(RECORDS PROVIDED begins)

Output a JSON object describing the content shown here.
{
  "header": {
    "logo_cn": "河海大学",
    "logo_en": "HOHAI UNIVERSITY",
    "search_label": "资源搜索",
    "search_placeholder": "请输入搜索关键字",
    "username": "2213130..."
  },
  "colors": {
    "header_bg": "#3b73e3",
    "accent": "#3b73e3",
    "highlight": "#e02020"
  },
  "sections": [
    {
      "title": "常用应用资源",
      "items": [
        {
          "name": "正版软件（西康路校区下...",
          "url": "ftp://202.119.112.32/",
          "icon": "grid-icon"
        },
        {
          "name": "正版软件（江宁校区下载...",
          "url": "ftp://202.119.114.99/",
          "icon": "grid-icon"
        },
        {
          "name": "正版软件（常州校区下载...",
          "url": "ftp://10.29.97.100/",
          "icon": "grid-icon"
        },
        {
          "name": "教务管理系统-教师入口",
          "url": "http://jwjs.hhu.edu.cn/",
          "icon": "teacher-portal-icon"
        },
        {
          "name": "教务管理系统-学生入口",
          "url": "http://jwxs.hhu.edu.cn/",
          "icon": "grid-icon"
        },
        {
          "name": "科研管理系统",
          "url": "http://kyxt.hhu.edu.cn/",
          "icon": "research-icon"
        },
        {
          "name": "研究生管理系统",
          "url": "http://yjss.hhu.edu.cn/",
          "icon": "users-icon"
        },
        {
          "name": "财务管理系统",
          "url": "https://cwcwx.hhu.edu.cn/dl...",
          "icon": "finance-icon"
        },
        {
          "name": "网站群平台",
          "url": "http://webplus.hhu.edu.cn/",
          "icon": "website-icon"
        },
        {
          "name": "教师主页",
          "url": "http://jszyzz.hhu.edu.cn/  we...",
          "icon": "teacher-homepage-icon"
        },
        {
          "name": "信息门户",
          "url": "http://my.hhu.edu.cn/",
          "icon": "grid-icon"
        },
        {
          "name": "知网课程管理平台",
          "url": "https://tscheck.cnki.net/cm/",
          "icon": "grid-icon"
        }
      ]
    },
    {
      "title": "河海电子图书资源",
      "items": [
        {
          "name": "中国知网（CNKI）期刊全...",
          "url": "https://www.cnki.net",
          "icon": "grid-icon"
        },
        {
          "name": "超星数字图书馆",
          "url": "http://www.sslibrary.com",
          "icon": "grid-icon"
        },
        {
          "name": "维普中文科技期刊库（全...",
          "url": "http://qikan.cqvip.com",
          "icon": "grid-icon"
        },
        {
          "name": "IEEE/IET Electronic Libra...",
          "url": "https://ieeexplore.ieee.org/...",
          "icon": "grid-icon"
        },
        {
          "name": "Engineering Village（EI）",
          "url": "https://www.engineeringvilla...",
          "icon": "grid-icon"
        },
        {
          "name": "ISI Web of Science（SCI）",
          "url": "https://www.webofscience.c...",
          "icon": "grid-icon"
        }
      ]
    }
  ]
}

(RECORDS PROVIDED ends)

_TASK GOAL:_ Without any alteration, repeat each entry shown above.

_TASK ANSWER:_
Output a JSON object describing the content shown here.
{
  "header": {
    "logo_cn": "河海大学",
    "logo_en": "HOHAI UNIVERSITY",
    "search_label": "资源搜索",
    "search_placeholder": "请输入搜索关键字",
    "username": "2213130..."
  },
  "colors": {
    "header_bg": "#3b73e3",
    "accent": "#3b73e3",
    "highlight": "#e02020"
  },
  "sections": [
    {
      "title": "常用应用资源",
      "items": [
        {
          "name": "正版软件（西康路校区下...",
          "url": "ftp://202.119.112.32/",
          "icon": "grid-icon"
        },
        {
          "name": "正版软件（江宁校区下载...",
          "url": "ftp://202.119.114.99/",
          "icon": "grid-icon"
        },
        {
          "name": "正版软件（常州校区下载...",
          "url": "ftp://10.29.97.100/",
          "icon": "grid-icon"
        },
        {
          "name": "教务管理系统-教师入口",
          "url": "http://jwjs.hhu.edu.cn/",
          "icon": "teacher-portal-icon"
        },
        {
          "name": "教务管理系统-学生入口",
          "url": "http://jwxs.hhu.edu.cn/",
          "icon": "grid-icon"
        },
        {
          "name": "科研管理系统",
          "url": "http://kyxt.hhu.edu.cn/",
          "icon": "research-icon"
        },
        {
          "name": "研究生管理系统",
          "url": "http://yjss.hhu.edu.cn/",
          "icon": "users-icon"
        },
        {
          "name": "财务管理系统",
          "url": "https://cwcwx.hhu.edu.cn/dl...",
          "icon": "finance-icon"
        },
        {
          "name": "网站群平台",
          "url": "http://webplus.hhu.edu.cn/",
          "icon": "website-icon"
        },
        {
          "name": "教师主页",
          "url": "http://jszyzz.hhu.edu.cn/  we...",
          "icon": "teacher-homepage-icon"
        },
        {
          "name": "信息门户",
          "url": "http://my.hhu.edu.cn/",
          "icon": "grid-icon"
        },
        {
          "name": "知网课程管理平台",
          "url": "https://tscheck.cnki.net/cm/",
          "icon": "grid-icon"
        }
      ]
    },
    {
      "title": "河海电子图书资源",
      "items": [
        {
          "name": "中国知网（CNKI）期刊全...",
          "url": "https://www.cnki.net",
          "icon": "grid-icon"
        },
        {
          "name": "超星数字图书馆",
          "url": "http://www.sslibrary.com",
          "icon": "grid-icon"
        },
        {
          "name": "维普中文科技期刊库（全...",
          "url": "http://qikan.cqvip.com",
          "icon": "grid-icon"
        },
        {
          "name": "IEEE/IET Electronic Libra...",
          "url": "https://ieeexplore.ieee.org/...",
          "icon": "grid-icon"
        },
        {
          "name": "Engineering Village（EI）",
          "url": "https://www.engineeringvilla...",
          "icon": "grid-icon"
        },
        {
          "name": "ISI Web of Science（SCI）",
          "url": "https://www.webofscience.c...",
          "icon": "grid-icon"
        }
      ]
    }
  ]
}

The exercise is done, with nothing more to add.